--- The problem ---
Within the records below, find each line with the word "this" and copy it out.

Records from a collection:
=-=-=

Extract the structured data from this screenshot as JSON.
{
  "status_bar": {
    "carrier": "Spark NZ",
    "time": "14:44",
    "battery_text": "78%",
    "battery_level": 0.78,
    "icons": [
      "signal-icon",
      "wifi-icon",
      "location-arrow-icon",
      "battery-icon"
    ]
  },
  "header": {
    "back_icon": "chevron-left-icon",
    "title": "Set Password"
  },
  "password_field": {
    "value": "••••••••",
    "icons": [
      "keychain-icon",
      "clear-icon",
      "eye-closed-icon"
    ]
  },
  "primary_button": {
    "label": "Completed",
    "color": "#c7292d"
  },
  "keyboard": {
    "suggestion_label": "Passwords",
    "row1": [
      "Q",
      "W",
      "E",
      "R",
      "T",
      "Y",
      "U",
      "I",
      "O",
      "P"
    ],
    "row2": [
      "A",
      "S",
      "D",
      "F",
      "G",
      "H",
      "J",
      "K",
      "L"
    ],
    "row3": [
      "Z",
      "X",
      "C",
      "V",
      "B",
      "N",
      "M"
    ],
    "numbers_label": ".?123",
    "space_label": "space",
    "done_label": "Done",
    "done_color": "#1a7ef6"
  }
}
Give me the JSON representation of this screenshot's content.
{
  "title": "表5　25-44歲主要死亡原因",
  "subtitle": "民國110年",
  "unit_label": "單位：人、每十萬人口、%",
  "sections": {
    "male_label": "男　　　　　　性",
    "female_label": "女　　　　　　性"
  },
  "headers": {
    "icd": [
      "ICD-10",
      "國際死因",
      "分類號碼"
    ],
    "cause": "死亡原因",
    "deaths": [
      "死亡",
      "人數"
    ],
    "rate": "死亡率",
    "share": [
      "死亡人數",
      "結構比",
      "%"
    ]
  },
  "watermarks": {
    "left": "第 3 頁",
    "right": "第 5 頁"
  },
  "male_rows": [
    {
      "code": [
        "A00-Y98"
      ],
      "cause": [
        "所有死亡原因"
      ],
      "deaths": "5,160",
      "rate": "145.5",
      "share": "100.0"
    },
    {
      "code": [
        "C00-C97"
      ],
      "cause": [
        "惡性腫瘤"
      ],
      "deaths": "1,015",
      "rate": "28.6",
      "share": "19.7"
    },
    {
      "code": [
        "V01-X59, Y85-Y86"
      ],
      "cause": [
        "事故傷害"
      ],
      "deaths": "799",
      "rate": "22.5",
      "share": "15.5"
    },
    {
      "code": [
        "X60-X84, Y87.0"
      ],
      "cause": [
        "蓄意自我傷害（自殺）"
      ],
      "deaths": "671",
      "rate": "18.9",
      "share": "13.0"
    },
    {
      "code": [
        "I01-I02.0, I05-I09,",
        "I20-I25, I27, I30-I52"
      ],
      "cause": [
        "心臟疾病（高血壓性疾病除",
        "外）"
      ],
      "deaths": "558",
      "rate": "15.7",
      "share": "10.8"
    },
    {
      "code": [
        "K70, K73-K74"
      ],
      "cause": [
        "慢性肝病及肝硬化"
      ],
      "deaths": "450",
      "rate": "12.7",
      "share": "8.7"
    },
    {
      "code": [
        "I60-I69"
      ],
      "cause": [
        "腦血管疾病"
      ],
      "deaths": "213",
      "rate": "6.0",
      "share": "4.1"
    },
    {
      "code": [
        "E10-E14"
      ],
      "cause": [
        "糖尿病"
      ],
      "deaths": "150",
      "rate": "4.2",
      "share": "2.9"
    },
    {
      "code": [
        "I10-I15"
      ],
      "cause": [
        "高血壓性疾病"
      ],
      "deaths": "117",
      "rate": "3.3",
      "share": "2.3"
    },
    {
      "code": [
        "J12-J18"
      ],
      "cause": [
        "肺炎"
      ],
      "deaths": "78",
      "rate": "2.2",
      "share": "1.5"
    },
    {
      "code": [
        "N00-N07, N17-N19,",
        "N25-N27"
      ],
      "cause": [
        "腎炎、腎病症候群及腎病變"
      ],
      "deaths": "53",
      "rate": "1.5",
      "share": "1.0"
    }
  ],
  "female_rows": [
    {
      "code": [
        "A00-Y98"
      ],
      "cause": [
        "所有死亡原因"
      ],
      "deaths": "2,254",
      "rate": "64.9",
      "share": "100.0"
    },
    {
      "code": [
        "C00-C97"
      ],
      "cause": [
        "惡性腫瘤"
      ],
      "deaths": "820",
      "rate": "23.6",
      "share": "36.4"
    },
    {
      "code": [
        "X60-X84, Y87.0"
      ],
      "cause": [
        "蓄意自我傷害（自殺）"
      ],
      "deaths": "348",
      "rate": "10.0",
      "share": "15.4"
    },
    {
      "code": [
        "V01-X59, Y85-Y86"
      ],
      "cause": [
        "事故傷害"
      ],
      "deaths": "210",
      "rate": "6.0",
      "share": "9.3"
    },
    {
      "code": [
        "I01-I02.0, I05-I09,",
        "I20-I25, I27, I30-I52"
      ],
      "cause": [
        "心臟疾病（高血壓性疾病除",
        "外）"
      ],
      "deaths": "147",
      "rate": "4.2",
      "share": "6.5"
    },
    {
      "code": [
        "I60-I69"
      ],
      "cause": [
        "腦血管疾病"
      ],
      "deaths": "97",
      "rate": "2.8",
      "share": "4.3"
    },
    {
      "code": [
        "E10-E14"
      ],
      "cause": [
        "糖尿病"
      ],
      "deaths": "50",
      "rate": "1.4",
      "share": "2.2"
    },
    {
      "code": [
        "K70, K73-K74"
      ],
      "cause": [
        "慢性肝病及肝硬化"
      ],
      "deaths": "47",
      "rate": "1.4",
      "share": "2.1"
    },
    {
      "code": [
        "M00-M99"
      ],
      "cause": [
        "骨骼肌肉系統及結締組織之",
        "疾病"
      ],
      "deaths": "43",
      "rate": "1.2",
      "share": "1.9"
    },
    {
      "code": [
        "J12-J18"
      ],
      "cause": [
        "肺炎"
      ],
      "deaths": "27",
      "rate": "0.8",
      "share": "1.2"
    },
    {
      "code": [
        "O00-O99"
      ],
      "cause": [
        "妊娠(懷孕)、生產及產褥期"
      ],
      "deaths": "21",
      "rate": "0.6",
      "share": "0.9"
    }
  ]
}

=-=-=

--- Finished task ---
Extract the structured data from this screenshot as JSON.
Give me the JSON representation of this screenshot's content.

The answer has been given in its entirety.